That indicated the Party's deep understanding of the general plan of China's socialist construction, which consists of major missions not only in economic, political, cultural and social terms, but also in conservation culture, according to Yan.
Since the inception of the reform and opening-up drive over three decades ago, China has witnessed rapid economic growth, becoming the world's second largest economy in 2010.
But China's growth is over-dependent on resource consumption, marked by resource use inefficiencies and environmental ills. This creates worries about China's ability to sustain its development.
China tops the world in the amount of resources it consumes. Coal accounts for 70 percent of the gross energy output and consumption in China, according to statistics.
In north China's Shanxi Province, a major coal production base, the extraction of coal has already led to the damage of more than 6,000 square kms of forest and the erosion of another 6,000 square kms of land.
Half of the petroleum that China consumes now is imported. China's annual petroleum consumption in 2020, according to some experts, is expected to cross the 650 million ton mark. This is an amount beyond the limit tolerable by China's economy and environment.

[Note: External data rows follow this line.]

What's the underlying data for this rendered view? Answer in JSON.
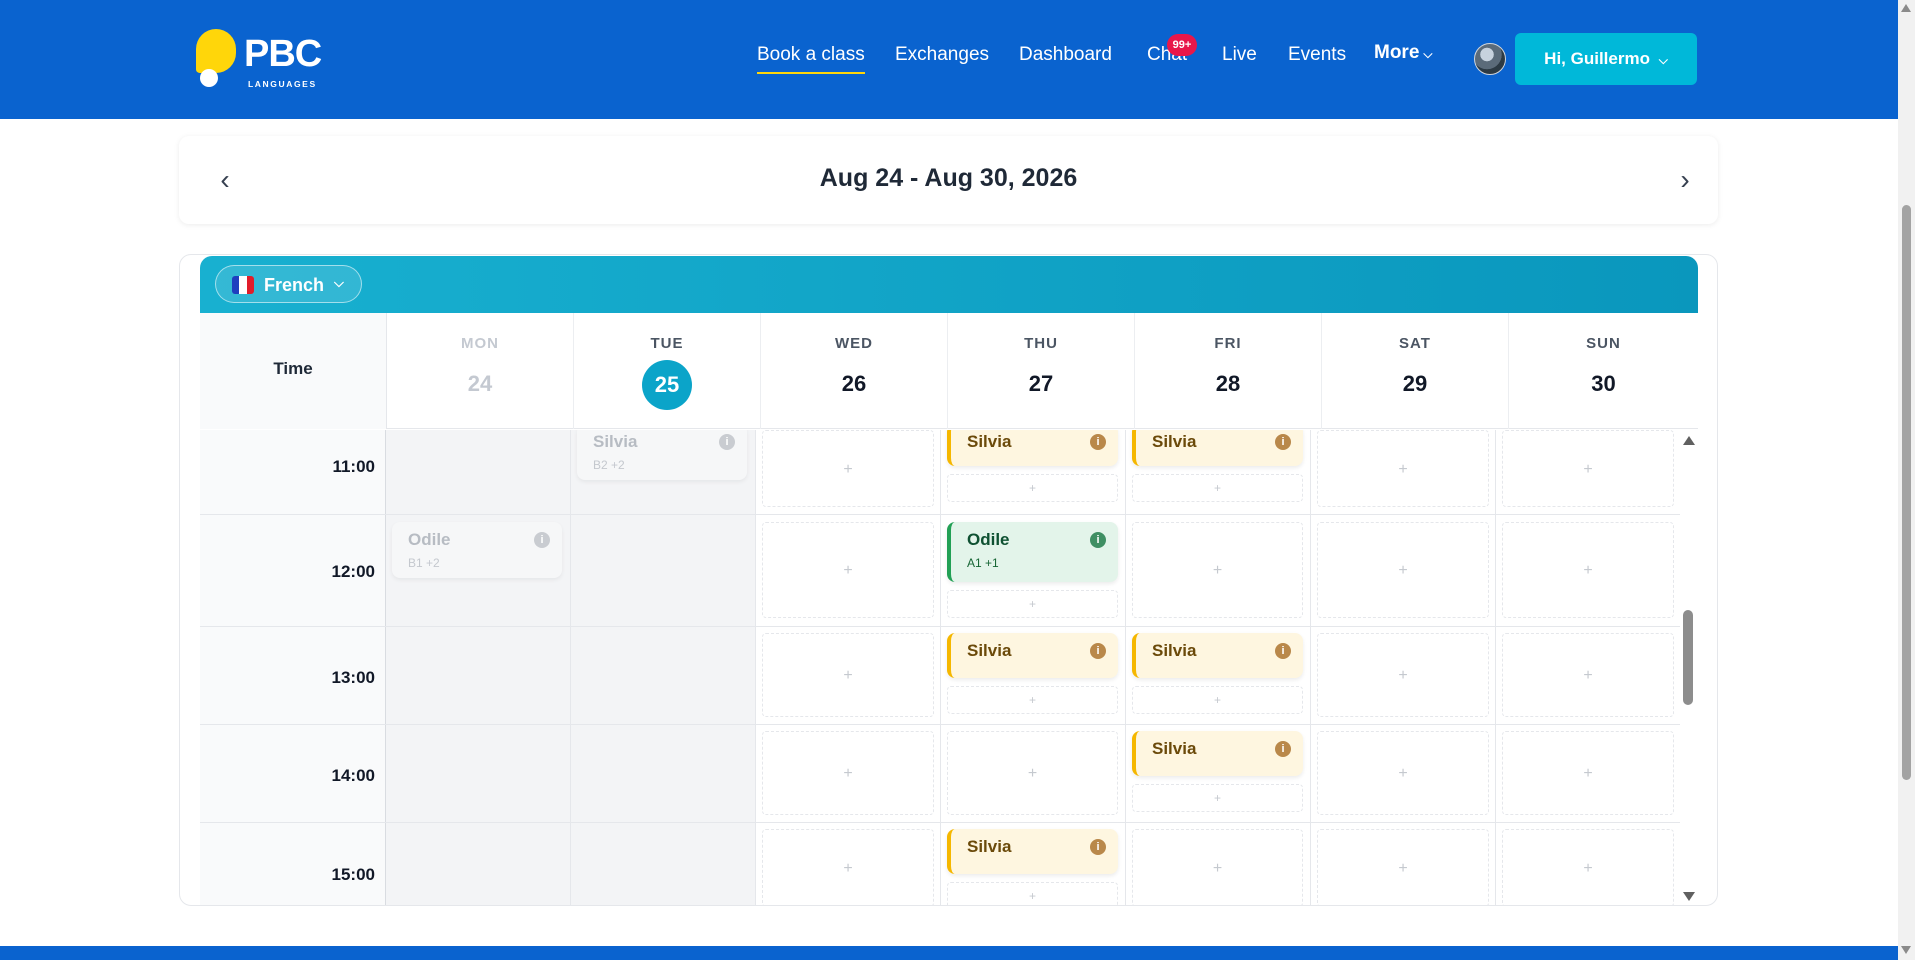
{
  "brand": {
    "name": "PBC",
    "tagline": "LANGUAGES",
    "color": "#0a63cf",
    "accent": "#ffd60a"
  },
  "nav": {
    "items": [
      {
        "label": "Book a class",
        "active": true
      },
      {
        "label": "Exchanges",
        "active": false
      },
      {
        "label": "Dashboard",
        "active": false
      },
      {
        "label": "Chat",
        "active": false
      },
      {
        "label": "Live",
        "active": false
      },
      {
        "label": "Events",
        "active": false
      },
      {
        "label": "More",
        "active": false
      }
    ],
    "chat_badge": "99+",
    "user_button": "Hi, Guillermo"
  },
  "week": {
    "range": "Aug 24 - Aug 30, 2026"
  },
  "language": {
    "label": "French",
    "flag_colors": [
      "#1f3fbf",
      "#ffffff",
      "#e11d2a"
    ]
  },
  "calendar": {
    "time_header": "Time",
    "days": [
      {
        "dow": "MON",
        "num": "24",
        "state": "past"
      },
      {
        "dow": "TUE",
        "num": "25",
        "state": "today"
      },
      {
        "dow": "WED",
        "num": "26",
        "state": "future"
      },
      {
        "dow": "THU",
        "num": "27",
        "state": "future"
      },
      {
        "dow": "FRI",
        "num": "28",
        "state": "future"
      },
      {
        "dow": "SAT",
        "num": "29",
        "state": "future"
      },
      {
        "dow": "SUN",
        "num": "30",
        "state": "future"
      }
    ],
    "hours": [
      "11:00",
      "12:00",
      "13:00",
      "14:00",
      "15:00"
    ],
    "slot_plus": "+",
    "info_glyph": "i",
    "events": [
      {
        "day": "TUE",
        "hour": "11:00",
        "name": "Silvia",
        "sub": "B2 +2",
        "style": "faded"
      },
      {
        "day": "MON",
        "hour": "12:00",
        "name": "Odile",
        "sub": "B1 +2",
        "style": "faded"
      },
      {
        "day": "THU",
        "hour": "11:00",
        "name": "Silvia",
        "sub": "",
        "style": "yellow"
      },
      {
        "day": "FRI",
        "hour": "11:00",
        "name": "Silvia",
        "sub": "",
        "style": "yellow"
      },
      {
        "day": "THU",
        "hour": "12:00",
        "name": "Odile",
        "sub": "A1 +1",
        "style": "green"
      },
      {
        "day": "THU",
        "hour": "13:00",
        "name": "Silvia",
        "sub": "",
        "style": "yellow"
      },
      {
        "day": "FRI",
        "hour": "13:00",
        "name": "Silvia",
        "sub": "",
        "style": "yellow"
      },
      {
        "day": "FRI",
        "hour": "14:00",
        "name": "Silvia",
        "sub": "",
        "style": "yellow"
      },
      {
        "day": "THU",
        "hour": "15:00",
        "name": "Silvia",
        "sub": "",
        "style": "yellow"
      }
    ]
  },
  "icons": {
    "prev_week": "chevron-left-icon",
    "next_week": "chevron-right-icon",
    "caret": "chevron-down-icon",
    "info": "info-icon",
    "add": "plus-icon"
  }
}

The country sped up industrialization during the past 30 years, leading to fast CO2 emissions growth. Labeled as one of the world's largest sources of emissions, China is feeling international pressure.

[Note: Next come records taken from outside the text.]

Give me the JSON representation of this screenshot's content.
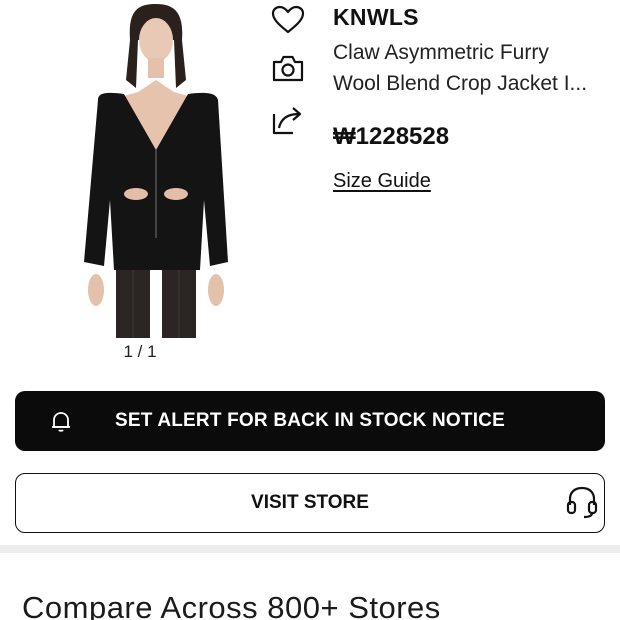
{
  "product": {
    "image_alt": "model wearing black furry cropped jacket",
    "image_counter": "1 / 1",
    "brand": "KNWLS",
    "name_line1": "Claw Asymmetric Furry",
    "name_line2": "Wool Blend Crop Jacket I...",
    "price": "₩1228528",
    "size_guide": "Size Guide"
  },
  "actions": {
    "wishlist_icon": "heart-icon",
    "camera_icon": "camera-icon",
    "share_icon": "share-icon"
  },
  "buttons": {
    "alert_label": "SET ALERT FOR BACK IN STOCK NOTICE",
    "alert_icon": "bell-icon",
    "visit_label": "VISIT STORE",
    "support_icon": "headset-icon"
  },
  "compare": {
    "title": "Compare Across 800+ Stores"
  },
  "colors": {
    "primary_button_bg": "#0b0b0b",
    "divider": "#ececec"
  }
}
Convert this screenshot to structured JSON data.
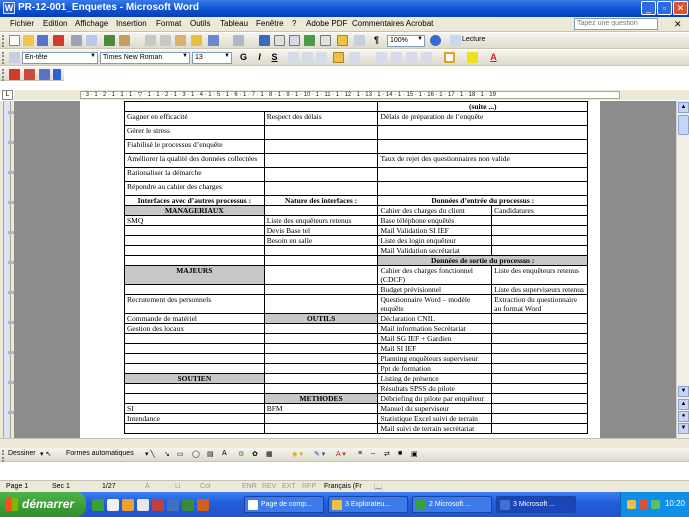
{
  "window": {
    "title": "PR-12-001_Enquetes - Microsoft Word",
    "app_icon": "W"
  },
  "menu": {
    "items": [
      "Fichier",
      "Edition",
      "Affichage",
      "Insertion",
      "Format",
      "Outils",
      "Tableau",
      "Fenêtre",
      "?",
      "Adobe PDF",
      "Commentaires Acrobat"
    ],
    "ask_placeholder": "Tapez une question"
  },
  "standard_toolbar": {
    "zoom": "100%",
    "read_label": "Lecture"
  },
  "format_toolbar": {
    "style": "En-tête",
    "font": "Times New Roman",
    "size": "13"
  },
  "ruler": {
    "numbers": "· 3 · 1 · 2 · 1 · 1 · 1 · ▽ · 1 · 1 · 2 · 1 · 3 · 1 · 4 · 1 · 5 · 1 · 6 · 1 · 7 · 1 · 8 · 1 · 9 · 1 · 10 · 1 · 11 · 1 · 12 · 1 · 13 · 1 · 14 · 1 · 15 · 1 · 16 · 1 · 17 · 1 · 18 · 1 · 19"
  },
  "document": {
    "top_partial": "(suite ...)",
    "objectives": [
      [
        "Gagner en efficacité",
        "Respect des délais",
        "Délais de préparation de l’enquête"
      ],
      [
        "Gérer le stress",
        "",
        ""
      ],
      [
        "Fiabilisé le processus d’enquête",
        "",
        ""
      ],
      [
        "Améliorer la qualité des données collectées",
        "",
        "Taux de rejet des questionnaires non valide"
      ],
      [
        "Rationaliser la démarche",
        "",
        ""
      ],
      [
        "Répondre au cahier des charges",
        "",
        ""
      ]
    ],
    "headers": {
      "interfaces": "Interfaces avec d’autres processus :",
      "nature": "Nature des interfaces :",
      "inputs": "Données d’entrée du processus :",
      "outputs": "Données de sortie du processus :"
    },
    "groups": {
      "manageriaux": "MANAGERIAUX",
      "majeurs": "MAJEURS",
      "outils": "OUTILS",
      "soutien": "SOUTIEN",
      "methodes": "METHODES"
    },
    "rows_a": [
      [
        "",
        "",
        "Cahier des charges du client",
        "Candidatures"
      ],
      [
        "SMQ",
        "Liste des enquêteurs retenus",
        "Base téléphone enquêtés",
        ""
      ],
      [
        "",
        "Devis Base tel",
        "Mail Validation SI IEF",
        ""
      ],
      [
        "",
        "Besoin en salle",
        "Liste des login enquêteur",
        ""
      ],
      [
        "",
        "",
        "Mail Validation secrétariat",
        ""
      ]
    ],
    "rows_b": [
      [
        "",
        "",
        "Cahier des charges fonctionnel (CDCF)",
        "Liste des enquêteurs retenus"
      ],
      [
        "",
        "",
        "Budget prévisionnel",
        "Liste des superviseurs retenus"
      ],
      [
        "Recrutement des personnels",
        "",
        "Questionnaire Word – modèle enquête",
        "Extraction du questionnaire au format  Word"
      ],
      [
        "Commande de matériel",
        "",
        "Déclaration CNIL",
        ""
      ],
      [
        "Gestion des locaux",
        "",
        "Mail information Secrétariat",
        ""
      ],
      [
        "",
        "",
        "Mail SG IEF + Gardien",
        ""
      ],
      [
        "",
        "",
        "Mail SI IEF",
        ""
      ],
      [
        "",
        "",
        "Planning enquêteurs superviseur",
        ""
      ],
      [
        "",
        "",
        "Ppt de formation",
        ""
      ],
      [
        "",
        "",
        "Listing de présence",
        ""
      ],
      [
        "",
        "",
        "Résultats SPSS du pilote",
        ""
      ],
      [
        "",
        "",
        "Débriefing du pilote par enquêteur",
        ""
      ],
      [
        "SI",
        "BFM",
        "Manuel du superviseur",
        ""
      ],
      [
        "Intendance",
        "",
        "Statistique Excel suivi de terrain",
        ""
      ],
      [
        "",
        "",
        "Mail suivi de terrain secrétariat",
        ""
      ]
    ]
  },
  "drawing_toolbar": {
    "draw_label": "Dessiner",
    "autoshapes_label": "Formes automatiques"
  },
  "status": {
    "page": "Page  1",
    "section": "Sec  1",
    "pages": "1/27",
    "at": "À",
    "line": "Li",
    "col": "Col",
    "modes": [
      "ENR",
      "REV",
      "EXT",
      "RFP"
    ],
    "language": "Français (Fr"
  },
  "taskbar": {
    "start_label": "démarrer",
    "tasks": [
      "Page de comp...",
      "3 Explorateu...",
      "2 Microsoft ...",
      "3 Microsoft ..."
    ],
    "clock": "10:20"
  }
}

In 2006, China for the first time listed emission reduction goals in its five-year national development plan (2006-2010), demanding the aggregate energy consumption per unit GDP drop around 20 percent from that of 2005.
The goal was accomplished. But to meet the emission limit, It was reported electricity supply to production firms in some regions was temporarily cut.
Meanwhile, there has been increased public anger over the environment in recent years, forcing some pollution-prone chemical and industry projects to be closed or relocated.
Environmental protection remained a crucial challenge for China in 2011-2015, as the country felt increasing pressure in pollution control and emission reduction internally and externally, according to Minister of Environmental Protection, Zhou Shengxian.
Officials and experts said the ruling CPC has made greater and substantial efforts in environmental protection since 2007.
Resource-related enterprises in Huangshi contributed greatly to the country's economic growth. However, the development pattern that focused only on resource extraction produced serious ecological problems, according to Wang Jianming, secretary of the Huangshi city committee of the Communist Party of China.
"Promoting a conservation culture is an urgent matter. Huangshi still needs development, but a sustainable one," he said. The city has shut a number of small-size cement firms, paper mills, power plants and other pollution-prone firms over the past five years.
China is undergoing the transfer of industrial capacities from the country's developed coastal areas to the less-developed inlands. A city on the Yangtze River, Huangshi is an ideal place for many industrial projects.
Wang said the city became "picky" in selecting prospective industrial investments, putting "ecological benefits" before "economic benefits," and welcoming only environment-friendly projects.
But still there are officials in regions other than Huangshi who focused on rapid economic growth only and failed to pay enough attention to environmental protection.
The local government in the eastern city of Qidong in July canceled an industrial waste pipeline project hours after thousands of angry residents protested.
"Promoting a conservation culture is a major test for the ruling CPC at present and in the future," said Ma Zhejun, executive vice president of the Party School of the CPC's Hubei Provincial Committee, urging for long-term efforts.
Experts expect that the CPC National Congress next month will further efforts to promote a conservation culture, and achieve harmony between economic development and environmental protection.